Faith is to believe what you do not yet see;
The reward for this faith is to see what you believe.
Saint Augustine, as quoted in The Westminster Collection of Christian Quotations
As long as the effort is sincere, the benefits of meditation will be felt despite no visible signs. The progress is measured by the extent of concentration not the sights or sounds experienced within.
While the practitioner meditates to reach the eye centre, the inward journey actually starts at the eye centre. We are making our way to the starting point. The Master, in his Radiant Form, is waiting at the eye centre to accompany us further. It is the eye centre which Christ referred to as the door that we have to knock on and “it shall be opened unto you.” Once the door is opened by the Master, we begin the real inner journey back to the Father, back to our true home, accompanied by the Master.
When you go above the eyes, then the Guru will meet you in his Radiant Form, and when you reach Trikuti, the Guru will accompany you in his Sound form, even up to Sach Khand.
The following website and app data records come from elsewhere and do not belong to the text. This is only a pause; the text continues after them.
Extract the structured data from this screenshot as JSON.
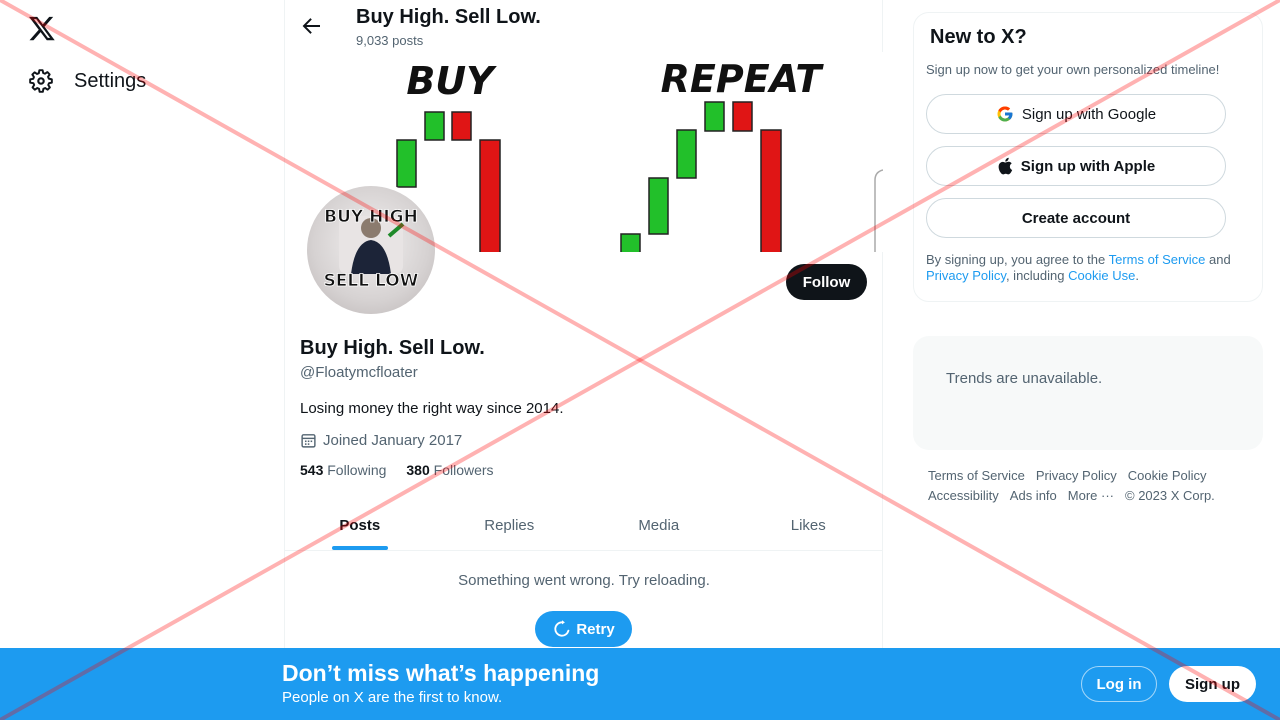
{
  "nav": {
    "settings_label": "Settings"
  },
  "header": {
    "title": "Buy High. Sell Low.",
    "post_count": "9,033 posts"
  },
  "banner": {
    "left_word": "BUY",
    "right_word": "REPEAT"
  },
  "avatar": {
    "line1": "BUY HIGH",
    "line2": "SELL LOW"
  },
  "profile": {
    "follow_label": "Follow",
    "name": "Buy High. Sell Low.",
    "handle": "@Floatymcfloater",
    "bio": "Losing money the right way since 2014.",
    "joined": "Joined January 2017",
    "following_count": "543",
    "following_label": "Following",
    "followers_count": "380",
    "followers_label": "Followers"
  },
  "tabs": [
    "Posts",
    "Replies",
    "Media",
    "Likes"
  ],
  "feed": {
    "error": "Something went wrong. Try reloading.",
    "retry_label": "Retry"
  },
  "signup_panel": {
    "title": "New to X?",
    "subtitle": "Sign up now to get your own personalized timeline!",
    "google_label": "Sign up with Google",
    "apple_label": "Sign up with Apple",
    "create_label": "Create account",
    "legal_prefix": "By signing up, you agree to the ",
    "terms_link": "Terms of Service",
    "legal_and": " and ",
    "privacy_link": "Privacy Policy",
    "legal_including": ", including ",
    "cookie_link": "Cookie Use",
    "legal_end": "."
  },
  "trends": {
    "text": "Trends are unavailable."
  },
  "footer": {
    "terms": "Terms of Service",
    "privacy": "Privacy Policy",
    "cookie": "Cookie Policy",
    "accessibility": "Accessibility",
    "ads": "Ads info",
    "more": "More ···",
    "copyright": "© 2023 X Corp."
  },
  "bottom_bar": {
    "title": "Don’t miss what’s happening",
    "subtitle": "People on X are the first to know.",
    "login_label": "Log in",
    "signup_label": "Sign up"
  },
  "colors": {
    "accent": "#1d9bf0",
    "text": "#0f1419",
    "muted": "#536471",
    "candle_green": "#22c02a",
    "candle_red": "#e01515",
    "overlay_red": "#ff0000"
  }
}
Fly upwards upon the wings of faith and love so that you may talk to him every day and be with him always. This will come gradually, so you need not despair. Perform your devotion regularly, and one day all these powers shall be yours and you shall reach your true home.
Maharaj Sawan Singh, Spiritual Gems